Objectives: To describe the findings of a retrospective study of the treatment of nursing home-acquired pneumonia (NHAP) in 11 nursing homes in one community and the development of a treatment guideline for NHAP using data from the retrospective study.
Design: A retrospective chart review of 239 episodes of NHAP occurring between November 1, 1997, and April 30, 1998, was performed. Data regarding antibiotic treatment of NHAP were used to revise a treatment guideline developed by the authors. Further refinements of the guideline were made based on small group discussions with physicians and nurse practitioners caring for the study population.
Setting: Residents with NHAP were identified among the populations of 11 nursing homes in the metropolitan Buffalo, New York area (Erie county). These 11 nursing homes had a total of 2375 beds, comprising nearly one-third of all nursing home beds in the county.
Participants: Nursing home residents with chest X-rays showing infiltrates and signs and symptoms of pneumonia.
Measurements: Antibiotic treatment (drug used, route of administration, and duration of treatment), location of initial treatment (nursing home or hospital), and status (alive or dead) of each resident were recorded 30 days after diagnosis of NHAP.
Results: Of the 239 episodes of NHAP, 171 (72%) were initially treated in nursing homes. Of these 171 patients, 105 (61%) were treated only with an oral regimen, whereas 66 (39%) were treated initially with an intramuscular antibiotic and subsequently with an oral regimen. There was no significant difference in 30-day mortality rates between those initially treated in nursing homes (22%) and those initially treated in hospitals (31%; P = .15) or between those initially treated with an oral regimen in nursing homes (21%) and those initially treated with an intramuscular antibiotic in nursing homes (25%; P = .56). There was no consistency in how physicians made the choice to use intramuscular antibiotics in nursing homes, and a logistic model for predicting this approach could explain very little.
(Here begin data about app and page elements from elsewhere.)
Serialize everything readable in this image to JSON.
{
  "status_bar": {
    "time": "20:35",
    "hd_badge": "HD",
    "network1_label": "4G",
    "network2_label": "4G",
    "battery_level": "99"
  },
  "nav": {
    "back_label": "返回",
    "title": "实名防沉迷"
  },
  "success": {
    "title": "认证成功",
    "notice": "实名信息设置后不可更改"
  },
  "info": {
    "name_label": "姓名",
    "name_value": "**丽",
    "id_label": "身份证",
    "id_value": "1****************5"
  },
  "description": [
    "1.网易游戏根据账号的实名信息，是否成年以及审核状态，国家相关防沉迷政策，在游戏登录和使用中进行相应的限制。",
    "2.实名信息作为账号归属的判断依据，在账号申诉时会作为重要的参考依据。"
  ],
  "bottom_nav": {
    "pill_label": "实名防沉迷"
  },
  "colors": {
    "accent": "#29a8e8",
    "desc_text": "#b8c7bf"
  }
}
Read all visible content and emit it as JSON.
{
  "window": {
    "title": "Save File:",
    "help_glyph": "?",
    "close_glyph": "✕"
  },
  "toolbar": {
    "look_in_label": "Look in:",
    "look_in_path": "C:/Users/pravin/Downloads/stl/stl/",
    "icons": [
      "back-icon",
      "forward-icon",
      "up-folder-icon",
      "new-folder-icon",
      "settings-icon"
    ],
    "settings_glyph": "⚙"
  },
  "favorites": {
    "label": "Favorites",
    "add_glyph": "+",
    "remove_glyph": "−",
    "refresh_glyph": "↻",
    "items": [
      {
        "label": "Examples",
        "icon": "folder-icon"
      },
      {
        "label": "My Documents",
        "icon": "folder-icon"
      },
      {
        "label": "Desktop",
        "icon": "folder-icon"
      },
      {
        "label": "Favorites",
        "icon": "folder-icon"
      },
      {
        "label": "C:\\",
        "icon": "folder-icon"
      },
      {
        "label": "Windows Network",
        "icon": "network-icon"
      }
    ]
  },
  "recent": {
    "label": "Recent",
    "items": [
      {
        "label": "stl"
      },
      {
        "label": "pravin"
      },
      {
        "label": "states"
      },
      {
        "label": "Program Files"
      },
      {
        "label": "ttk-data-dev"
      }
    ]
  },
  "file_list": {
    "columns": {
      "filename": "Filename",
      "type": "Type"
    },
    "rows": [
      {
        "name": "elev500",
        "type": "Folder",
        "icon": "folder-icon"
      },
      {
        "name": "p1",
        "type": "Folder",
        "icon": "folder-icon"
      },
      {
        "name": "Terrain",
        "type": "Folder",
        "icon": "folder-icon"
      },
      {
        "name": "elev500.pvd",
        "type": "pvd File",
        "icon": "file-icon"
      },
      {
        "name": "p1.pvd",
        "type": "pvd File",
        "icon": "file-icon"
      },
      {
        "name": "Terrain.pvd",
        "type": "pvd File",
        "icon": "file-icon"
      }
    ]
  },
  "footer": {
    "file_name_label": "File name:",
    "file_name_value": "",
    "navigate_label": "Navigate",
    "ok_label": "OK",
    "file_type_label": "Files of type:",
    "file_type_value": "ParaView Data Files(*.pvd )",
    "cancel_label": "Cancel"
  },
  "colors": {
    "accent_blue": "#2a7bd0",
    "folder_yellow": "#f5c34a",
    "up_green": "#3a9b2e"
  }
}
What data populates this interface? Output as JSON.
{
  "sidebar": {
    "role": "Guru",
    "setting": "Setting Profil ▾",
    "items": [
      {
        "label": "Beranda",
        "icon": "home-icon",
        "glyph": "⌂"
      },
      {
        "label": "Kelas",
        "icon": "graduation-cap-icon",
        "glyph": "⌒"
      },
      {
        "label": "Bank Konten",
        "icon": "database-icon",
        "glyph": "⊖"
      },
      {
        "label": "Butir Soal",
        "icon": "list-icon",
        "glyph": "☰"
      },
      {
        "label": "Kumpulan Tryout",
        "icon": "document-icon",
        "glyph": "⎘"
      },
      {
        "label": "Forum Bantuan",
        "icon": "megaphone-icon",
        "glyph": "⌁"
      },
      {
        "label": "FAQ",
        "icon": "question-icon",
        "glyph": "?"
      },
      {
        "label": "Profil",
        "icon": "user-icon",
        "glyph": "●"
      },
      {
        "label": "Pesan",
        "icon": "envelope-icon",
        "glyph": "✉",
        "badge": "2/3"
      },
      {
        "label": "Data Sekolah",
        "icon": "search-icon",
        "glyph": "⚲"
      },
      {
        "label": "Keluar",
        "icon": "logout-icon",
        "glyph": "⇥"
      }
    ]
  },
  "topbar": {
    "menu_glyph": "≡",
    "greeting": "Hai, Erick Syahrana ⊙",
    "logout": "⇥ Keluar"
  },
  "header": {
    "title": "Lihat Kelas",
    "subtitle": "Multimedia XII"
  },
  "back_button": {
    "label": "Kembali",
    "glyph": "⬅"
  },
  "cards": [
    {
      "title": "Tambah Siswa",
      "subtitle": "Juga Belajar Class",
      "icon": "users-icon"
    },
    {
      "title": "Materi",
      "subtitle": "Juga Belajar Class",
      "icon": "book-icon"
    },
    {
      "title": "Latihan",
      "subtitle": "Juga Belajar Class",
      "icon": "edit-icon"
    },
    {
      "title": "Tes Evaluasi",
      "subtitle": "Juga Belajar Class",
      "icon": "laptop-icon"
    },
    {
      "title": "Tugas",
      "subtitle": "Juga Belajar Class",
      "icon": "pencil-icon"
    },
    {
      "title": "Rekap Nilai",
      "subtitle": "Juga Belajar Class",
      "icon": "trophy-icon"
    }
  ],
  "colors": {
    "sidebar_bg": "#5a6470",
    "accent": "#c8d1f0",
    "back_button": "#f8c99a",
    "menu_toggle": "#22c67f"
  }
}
The frequency of the prescription of various antibiotic agents in nursing homes and in hospitals was tabulated as well as the duration of treatment; specific attention was paid to the timing of the switch to an oral agent among episodes initially treated with a parenteral agent. These data were used in the guideline to make specific recommendations regarding which agent to prescribe, the duration of parenteral therapy, the timing of the switch to an oral regimen, and the duration of treatment. In the setting of informal small groups, the guideline was discussed with physicians who cared for residents with NHAP in the study nursing homes. Revisions made to the guideline were based on these discussions.
Conclusions: A treatment guideline for NHAP was developed primarily on the basis of the practices of geriatricians in one community. These treatment practices were similar to those reported in the literature in terms of the proportion of patients treated in nursing homes and the antibiotics prescribed. The guideline also provided specific recommendations for timing of the switch to an oral agent after parenteral therapy and for duration of treatment. Studies are in progress to determine if use of this guideline will reduce some of the variation observed in the treatment of NHAP.